  • Malachi Doane

    Just tried the Roctane Recovery Brew and it’s dairy based. Tastes awful, but on the up side I rode from 1300 to  1600, had dinner at 1700 and was up the rest of the night through 0300 (this is normal, I work nights) so even with the addition of a long ride work out into my scheduled I manage to not feel that crushing fatigue that has accompanied rides like that in the past.
     I’m for dairy in the diet, I start every day with plain yogurt and low fat granola. The yogurt (and bacteria) work better with the digestive track than plain milk does anymore for me. I’d like to try goats milk, it’s supposed to be easier to digest owing to the homogenous nature of the protein lipids in suspension verses the irregular and large nature of the same in cow’s milk but it’s harder to find here.
     I used to bootleg different yogurt cultures to try them out, (sort of dorky fun I guess!) have a yogurt maker here and I can turn a cup of any plain commercial yogurt into a quart of it overnight.    

    • Darryl is Loving the Bike

      Glad to hear that you received the Roctane and thanks for your honest opinion.  I saw what you had to say on G+ and I appreciate you taking the time to offer your feedback.

      Thanks also for your comments on dairy.

    • Kelli Myers Jennings

      Thanks Malachi – I’m a huge fan of making my own yogurt, too.  For any readers who’ve never tried it, it’s super easy, better than commerical, and cost-effective.  Check out: for our recipe and more information. 

  • George B

    I do like chocolate milk, but I don’t drink it very often.  It’s nice to see that it is one of the alternatives for recovery but I think I’ll stick to my other methods for now.  I would like to know what recovery drink you consider the best on the market.

    • Kelli Myers Jennings

      Hi George, I don’t actually have a favorite or best commercial recovery drink…but I do think many are good.  Endurox R4, Recoverite, and Ultragen by 1st Endurance are 3 good ones.  Or, you can use a bar like Clif Builder bar with fliuds on the side.  When working with clients, the most important factors are taste preferences and convenience. Since athletes are often a little nauseous after a hard ride, the best recovery is something that they’ll look forward to and really enjoy – otherwise, it may not happen.  For me, whole foods always sound and taste better than another sports food, especially if I’ve used drinks/gels during the ride.  So, my best drink (not commerical) is a homemade smoothie:  4-8 oz. plain yogurt, 1 scoop undenatured whey, 1 cup berries, 1 Tbsp honey, 1 Tbsp almond butter, 1 Tbsp organic coconut oil, and ice.  It provides the protein, carbs, medium chain triglycerides, antioxidants, probiotics (increases antioxidant absorption), and many electrolytes needed for a good recovery.  Or, use soy yogurt for more variety in proteins.  I am bias, and I do think it’s better than chocolate milk or commercial drinks:).  If convenience is a big factor, I recommend making it ahead of time and freezing individual portions.  Maybe someday I’ll have research to back it up. (Sorry if this was more info than you asked for!)
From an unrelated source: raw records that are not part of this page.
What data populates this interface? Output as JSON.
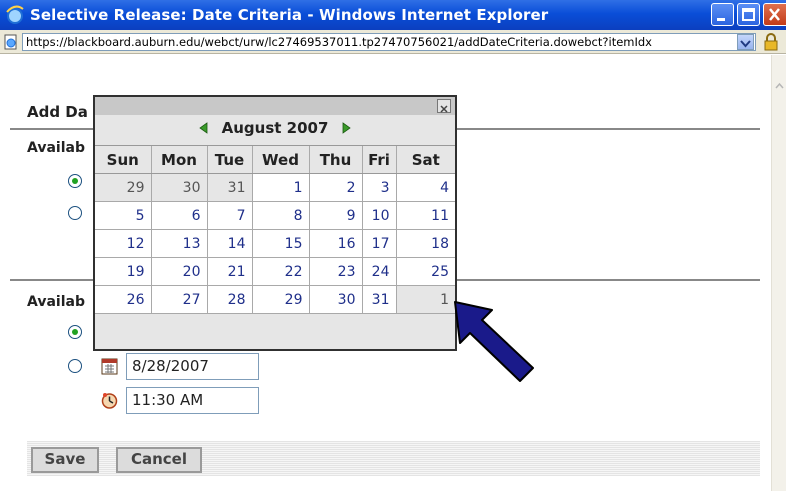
{
  "window": {
    "title": "Selective Release: Date Criteria - Windows Internet Explorer",
    "url": "https://blackboard.auburn.edu/webct/urw/lc27469537011.tp27470756021/addDateCriteria.dowebct?itemIdx"
  },
  "page": {
    "heading": "Add Da",
    "section1_label": "Availab",
    "section2_label": "Availab",
    "date_value": "8/28/2007",
    "time_value": "11:30 AM",
    "save_label": "Save",
    "cancel_label": "Cancel"
  },
  "calendar": {
    "month_label": "August 2007",
    "weekdays": [
      "Sun",
      "Mon",
      "Tue",
      "Wed",
      "Thu",
      "Fri",
      "Sat"
    ],
    "weeks": [
      [
        {
          "d": "29",
          "o": true
        },
        {
          "d": "30",
          "o": true
        },
        {
          "d": "31",
          "o": true
        },
        {
          "d": "1"
        },
        {
          "d": "2"
        },
        {
          "d": "3"
        },
        {
          "d": "4"
        }
      ],
      [
        {
          "d": "5"
        },
        {
          "d": "6"
        },
        {
          "d": "7"
        },
        {
          "d": "8"
        },
        {
          "d": "9"
        },
        {
          "d": "10"
        },
        {
          "d": "11"
        }
      ],
      [
        {
          "d": "12"
        },
        {
          "d": "13"
        },
        {
          "d": "14"
        },
        {
          "d": "15"
        },
        {
          "d": "16"
        },
        {
          "d": "17"
        },
        {
          "d": "18"
        }
      ],
      [
        {
          "d": "19"
        },
        {
          "d": "20"
        },
        {
          "d": "21"
        },
        {
          "d": "22"
        },
        {
          "d": "23"
        },
        {
          "d": "24"
        },
        {
          "d": "25"
        }
      ],
      [
        {
          "d": "26"
        },
        {
          "d": "27"
        },
        {
          "d": "28"
        },
        {
          "d": "29"
        },
        {
          "d": "30"
        },
        {
          "d": "31"
        },
        {
          "d": "1",
          "o": true
        }
      ]
    ]
  },
  "colors": {
    "title_bar": "#0a4ed8",
    "calendar_day_text": "#1f2f8a",
    "pointer_arrow": "#1a1a8a"
  },
  "icons": [
    "ie-logo-icon",
    "minimize-icon",
    "maximize-icon",
    "close-icon",
    "page-icon",
    "dropdown-icon",
    "lock-icon",
    "calendar-icon",
    "clock-icon",
    "prev-month-icon",
    "next-month-icon",
    "scroll-up-icon"
  ]
}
  • Clbaker

    You know I have seen information about this but have been wondering for quite a while now about if it really does help with recovery.  I have been wanting a non biased perspective and it was nice to read what you had to say on the subject.  Thank you.  This is good information and now I know the full story on it.
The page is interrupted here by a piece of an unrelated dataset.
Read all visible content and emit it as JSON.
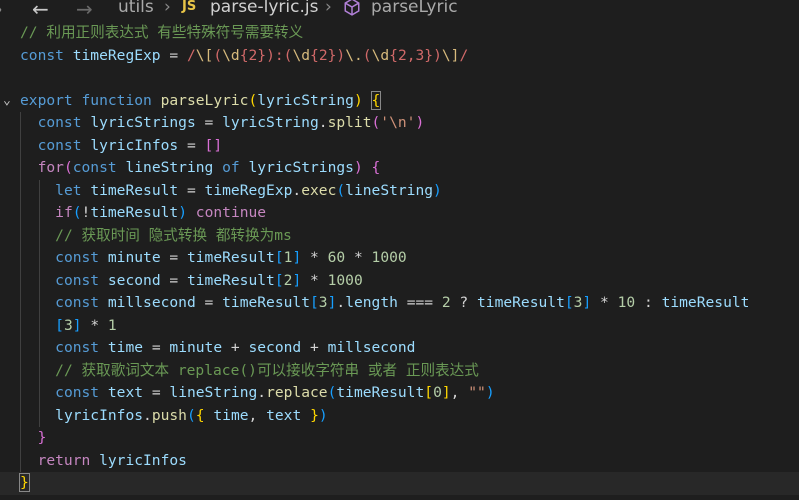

    • Kelli Myers Jennings

      You’re very welcome!  Thanks for reading!

  • Lance@toileffect

    I love chocolate milk.I make my own. I am lucky enough to have raw milk available. Mix that w/ unsweetened dark cocoa powder and honey. Tastes awesome
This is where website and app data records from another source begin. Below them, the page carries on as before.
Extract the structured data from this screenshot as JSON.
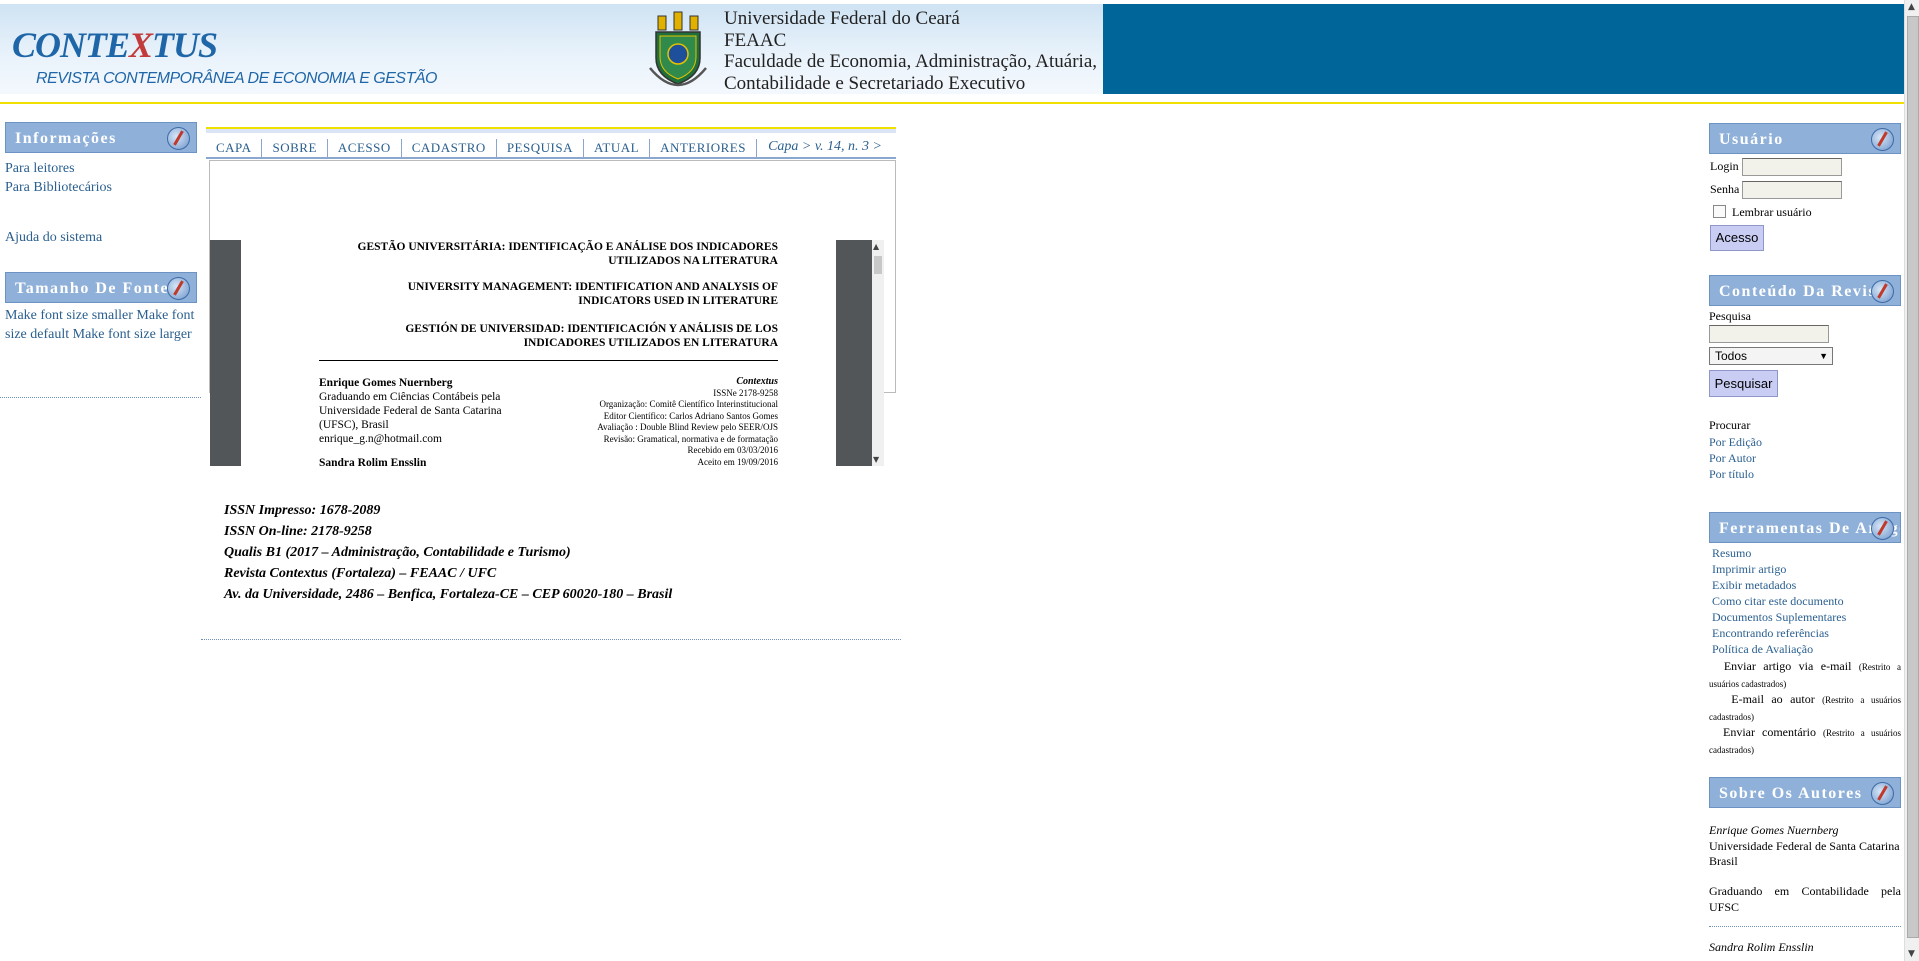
{
  "header": {
    "logo_title_a": "CONTE",
    "logo_title_x": "X",
    "logo_title_b": "TUS",
    "logo_subtitle": "REVISTA CONTEMPORÂNEA DE ECONOMIA E GESTÃO",
    "university_lines": [
      "Universidade Federal do Ceará",
      "FEAAC",
      "Faculdade de Economia, Administração, Atuária,",
      "Contabilidade e Secretariado Executivo"
    ]
  },
  "left_sidebar": {
    "info_header": "Informações",
    "info_links": [
      "Para leitores",
      "Para Bibliotecários"
    ],
    "help_link": "Ajuda do sistema",
    "font_header": "Tamanho De Fonte",
    "font_text": [
      "Make font size smaller Make font",
      "size default Make font size larger"
    ]
  },
  "nav": {
    "items": [
      "CAPA",
      "SOBRE",
      "ACESSO",
      "CADASTRO",
      "PESQUISA",
      "ATUAL",
      "ANTERIORES"
    ],
    "breadcrumb": "Capa > v. 14, n. 3 >"
  },
  "pdf": {
    "title_pt": [
      "GESTÃO UNIVERSITÁRIA: IDENTIFICAÇÃO E ANÁLISE DOS INDICADORES",
      "UTILIZADOS NA LITERATURA"
    ],
    "title_en": [
      "UNIVERSITY MANAGEMENT: IDENTIFICATION AND ANALYSIS OF",
      "INDICATORS USED IN LITERATURE"
    ],
    "title_es": [
      "GESTIÓN DE UNIVERSIDAD: IDENTIFICACIÓN Y ANÁLISIS DE LOS",
      "INDICADORES UTILIZADOS EN LITERATURA"
    ],
    "author_name": "Enrique Gomes Nuernberg",
    "author_lines": [
      "Graduando em Ciências Contábeis pela",
      "Universidade Federal de Santa Catarina",
      "(UFSC), Brasil",
      "enrique_g.n@hotmail.com"
    ],
    "author2_name": "Sandra Rolim Ensslin",
    "journal": "Contextus",
    "meta_lines": [
      "ISSNe 2178-9258",
      "Organização: Comitê Científico Interinstitucional",
      "Editor Científico: Carlos Adriano Santos Gomes",
      "Avaliação : Double Blind Review pelo SEER/OJS",
      "Revisão: Gramatical, normativa e de formatação",
      "Recebido em 03/03/2016",
      "Aceito em 19/09/2016"
    ]
  },
  "issn_lines": [
    "ISSN Impresso: 1678-2089",
    "ISSN On-line: 2178-9258",
    "Qualis B1 (2017 – Administração, Contabilidade e Turismo)",
    "Revista Contextus (Fortaleza) – FEAAC / UFC",
    "Av. da Universidade, 2486 – Benfica, Fortaleza-CE – CEP 60020-180 – Brasil"
  ],
  "right_sidebar": {
    "user_header": "Usuário",
    "login_label": "Login",
    "senha_label": "Senha",
    "remember_label": "Lembrar usuário",
    "acesso_button": "Acesso",
    "content_header": "Conteúdo Da Revista",
    "search_label": "Pesquisa",
    "search_select": "Todos",
    "search_button": "Pesquisar",
    "browse_label": "Procurar",
    "browse_links": [
      "Por Edição",
      "Por Autor",
      "Por título"
    ],
    "tools_header": "Ferramentas De Artigos",
    "tools_links": [
      "Resumo",
      "Imprimir artigo",
      "Exibir metadados",
      "Como citar este documento",
      "Documentos Suplementares",
      "Encontrando referências",
      "Política de Avaliação"
    ],
    "restricted_items": [
      {
        "label": "Enviar artigo via e-mail",
        "note": "(Restrito a usuários cadastrados)"
      },
      {
        "label": "E-mail ao autor",
        "note": "(Restrito a usuários cadastrados)"
      },
      {
        "label": "Enviar comentário",
        "note": "(Restrito a usuários cadastrados)"
      }
    ],
    "authors_header": "Sobre Os Autores",
    "author1_name": "Enrique Gomes Nuernberg",
    "author1_affil": [
      "Universidade Federal de Santa Catarina",
      "Brasil"
    ],
    "author1_bio": "Graduando em Contabilidade pela UFSC",
    "author2_name": "Sandra Rolim Ensslin"
  }
}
    • Kelli Myers Jennings

      That’s an awesome recovery!

  • gene @Boutdrz

    This is the BEST article I have read on
    the subject. I wonder what non-dairy industry dependant countries would report?
    Well done!

    • Kelli Myers Jennings

      Thanks, Gene! I wonder that, too.  It’s so hard to get around all the bias and politics in the food industry…